The historically significant contents of the World War I Australian submarine HMAS AE2 are secured for the future with an Australian advanced composite ‘top hat’.

The ‘top hat’ in place, securing the historically significant contents of the Silent ANZAC.

the Australian designed protective cover.

The Australian designed and built advanced composite ‘top hat’ before it was put into place on the WW1 Australian submarine lying at the bottom of Turkey’s Sea of Marmara.

The submarine was the first to make its way through the Dardanelles’ minefields and forts as the ANZACs landed. Known today as the Silent ANZAC, it sits upright in 73 metres of water in the Sea of Marmara where it fell in battle on 30 April 1915.

In June this year, the submarine’s contents were viewed for the first time, when the hatch was opened by a multi-nation expert team led by the AE2 Commemorative Foundation.

The Foundation enlisted the support of Australian-based advanced composite manufacturer and composites specialist RPC Technologies to design and manufacture a ‘top hat’ in Glass Reinforced Plastic (GRP) to replicate the opened conning tower hatch and secure the sub’s contents.

John O’Brien, RPC’s Maritime Business Development Manager, coordinated the project. “The impressive strength-to-weight characteristics of composite materials made GRP a natural choice for the top hat.

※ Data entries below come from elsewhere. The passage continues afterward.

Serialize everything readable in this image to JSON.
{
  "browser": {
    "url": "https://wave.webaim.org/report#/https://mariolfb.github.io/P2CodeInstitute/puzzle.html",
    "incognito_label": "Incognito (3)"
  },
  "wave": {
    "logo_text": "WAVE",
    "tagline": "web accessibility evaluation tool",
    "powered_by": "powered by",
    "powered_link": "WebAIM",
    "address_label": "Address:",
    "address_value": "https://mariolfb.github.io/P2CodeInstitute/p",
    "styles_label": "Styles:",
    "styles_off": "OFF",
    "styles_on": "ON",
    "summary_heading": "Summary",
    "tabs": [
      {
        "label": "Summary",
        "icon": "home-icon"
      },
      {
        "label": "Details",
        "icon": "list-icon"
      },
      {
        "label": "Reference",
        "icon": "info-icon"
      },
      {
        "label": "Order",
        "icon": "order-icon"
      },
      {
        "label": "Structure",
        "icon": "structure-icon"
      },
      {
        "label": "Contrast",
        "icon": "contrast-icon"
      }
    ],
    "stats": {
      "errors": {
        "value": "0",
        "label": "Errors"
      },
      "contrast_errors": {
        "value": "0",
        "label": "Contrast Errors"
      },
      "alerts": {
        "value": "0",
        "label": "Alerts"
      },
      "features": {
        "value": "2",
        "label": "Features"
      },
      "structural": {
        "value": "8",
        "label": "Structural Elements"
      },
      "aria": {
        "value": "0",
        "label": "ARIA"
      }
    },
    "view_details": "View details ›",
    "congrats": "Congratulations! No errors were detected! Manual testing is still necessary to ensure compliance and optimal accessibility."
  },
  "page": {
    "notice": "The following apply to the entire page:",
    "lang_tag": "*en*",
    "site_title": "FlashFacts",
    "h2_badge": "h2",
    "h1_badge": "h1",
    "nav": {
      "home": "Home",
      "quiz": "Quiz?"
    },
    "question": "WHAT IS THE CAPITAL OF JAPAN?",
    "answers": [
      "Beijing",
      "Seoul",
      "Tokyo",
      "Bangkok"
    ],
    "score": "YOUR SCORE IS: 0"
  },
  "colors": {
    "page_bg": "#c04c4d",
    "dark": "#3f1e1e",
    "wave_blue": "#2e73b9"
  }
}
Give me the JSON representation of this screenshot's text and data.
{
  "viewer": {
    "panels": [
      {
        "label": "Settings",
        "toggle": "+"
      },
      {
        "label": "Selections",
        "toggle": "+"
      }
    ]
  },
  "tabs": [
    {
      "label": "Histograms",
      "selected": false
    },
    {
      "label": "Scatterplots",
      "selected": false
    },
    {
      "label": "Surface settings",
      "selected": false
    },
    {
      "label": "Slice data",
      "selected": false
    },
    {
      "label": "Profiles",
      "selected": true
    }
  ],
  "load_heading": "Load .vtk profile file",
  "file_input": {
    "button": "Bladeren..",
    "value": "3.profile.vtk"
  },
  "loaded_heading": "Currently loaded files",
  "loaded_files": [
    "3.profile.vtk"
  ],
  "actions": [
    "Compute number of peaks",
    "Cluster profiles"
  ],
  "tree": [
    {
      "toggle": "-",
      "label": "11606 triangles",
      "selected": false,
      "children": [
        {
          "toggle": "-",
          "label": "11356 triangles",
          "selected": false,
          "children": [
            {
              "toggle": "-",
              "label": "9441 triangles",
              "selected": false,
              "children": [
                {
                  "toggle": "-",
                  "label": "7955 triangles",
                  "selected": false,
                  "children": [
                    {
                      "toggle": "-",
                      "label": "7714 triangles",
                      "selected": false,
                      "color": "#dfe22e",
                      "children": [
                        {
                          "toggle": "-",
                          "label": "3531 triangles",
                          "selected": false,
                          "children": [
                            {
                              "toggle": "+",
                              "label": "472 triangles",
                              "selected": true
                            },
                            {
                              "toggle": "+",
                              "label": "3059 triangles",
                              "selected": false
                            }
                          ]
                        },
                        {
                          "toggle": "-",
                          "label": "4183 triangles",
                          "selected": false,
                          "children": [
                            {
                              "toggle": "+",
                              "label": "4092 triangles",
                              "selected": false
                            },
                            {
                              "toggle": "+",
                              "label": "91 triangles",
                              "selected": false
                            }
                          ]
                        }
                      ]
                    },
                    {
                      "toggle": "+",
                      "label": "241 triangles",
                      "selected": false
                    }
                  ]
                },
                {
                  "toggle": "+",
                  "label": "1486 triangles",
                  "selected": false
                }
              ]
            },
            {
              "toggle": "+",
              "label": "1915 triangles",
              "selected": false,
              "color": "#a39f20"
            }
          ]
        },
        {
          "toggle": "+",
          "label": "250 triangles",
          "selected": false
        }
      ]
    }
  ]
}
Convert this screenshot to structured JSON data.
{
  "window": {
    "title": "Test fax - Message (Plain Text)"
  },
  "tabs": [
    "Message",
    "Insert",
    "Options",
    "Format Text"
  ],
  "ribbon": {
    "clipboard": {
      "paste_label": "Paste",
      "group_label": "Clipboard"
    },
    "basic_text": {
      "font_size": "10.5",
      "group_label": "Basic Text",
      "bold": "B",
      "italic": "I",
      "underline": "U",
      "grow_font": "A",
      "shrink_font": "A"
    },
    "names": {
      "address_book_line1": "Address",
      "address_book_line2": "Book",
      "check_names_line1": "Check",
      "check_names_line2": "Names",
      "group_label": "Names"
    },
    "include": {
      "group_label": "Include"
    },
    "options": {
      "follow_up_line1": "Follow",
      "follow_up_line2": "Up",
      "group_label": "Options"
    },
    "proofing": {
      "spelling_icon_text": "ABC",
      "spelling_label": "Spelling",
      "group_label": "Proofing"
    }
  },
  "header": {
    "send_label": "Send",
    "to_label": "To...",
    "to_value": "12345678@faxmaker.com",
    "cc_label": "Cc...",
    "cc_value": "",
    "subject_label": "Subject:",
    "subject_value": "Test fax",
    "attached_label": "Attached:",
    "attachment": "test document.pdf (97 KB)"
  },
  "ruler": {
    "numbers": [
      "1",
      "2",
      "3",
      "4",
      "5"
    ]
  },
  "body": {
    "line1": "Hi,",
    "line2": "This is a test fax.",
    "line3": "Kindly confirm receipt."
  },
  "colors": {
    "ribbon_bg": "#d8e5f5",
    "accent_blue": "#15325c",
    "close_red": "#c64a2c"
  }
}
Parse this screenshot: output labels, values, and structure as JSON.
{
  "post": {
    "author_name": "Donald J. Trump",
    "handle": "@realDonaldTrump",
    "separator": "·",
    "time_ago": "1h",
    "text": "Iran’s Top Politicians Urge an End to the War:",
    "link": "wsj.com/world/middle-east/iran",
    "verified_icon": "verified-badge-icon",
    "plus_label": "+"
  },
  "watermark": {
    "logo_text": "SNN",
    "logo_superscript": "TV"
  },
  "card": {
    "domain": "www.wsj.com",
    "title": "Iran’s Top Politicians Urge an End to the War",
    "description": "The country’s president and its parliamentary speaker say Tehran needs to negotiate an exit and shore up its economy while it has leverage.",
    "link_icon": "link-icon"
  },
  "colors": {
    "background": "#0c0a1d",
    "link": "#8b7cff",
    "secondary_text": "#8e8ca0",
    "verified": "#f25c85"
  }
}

GRP also offered the lifelong corrosion resistance needed in an underwater environment as well the strength to properly secure the vessel from unauthorised entry,” said Mr O’Brien.

James Zegir, RPC’s Defence Technical Manager and designer of the top hat said: “Composite materials, like GRP, give us the ability to produce complex shapes to enable multiple components to be moulded into one part, which also helps to save on weight and reduce manufacturing costs”.

The Foundation said the project was an extraordinarily successful collaboration of experts, all volunteers, drawn from Australia, USA and Turkey, and acknowledged the generous support of RPC Technologies.

RPC’s Managing Director Tony Caristo said the company was fortunate to have some of the world’s leading composite engineers to draw upon when faced with such challenges.

The huge amount of footage obtained during the survey of the 100-year-old time capsule is being analysed by experts on the AE2CF team, the Australian National Maritime Museum and the Museum of Western Australia.

More information
RPC Technologies
AE2 Foundation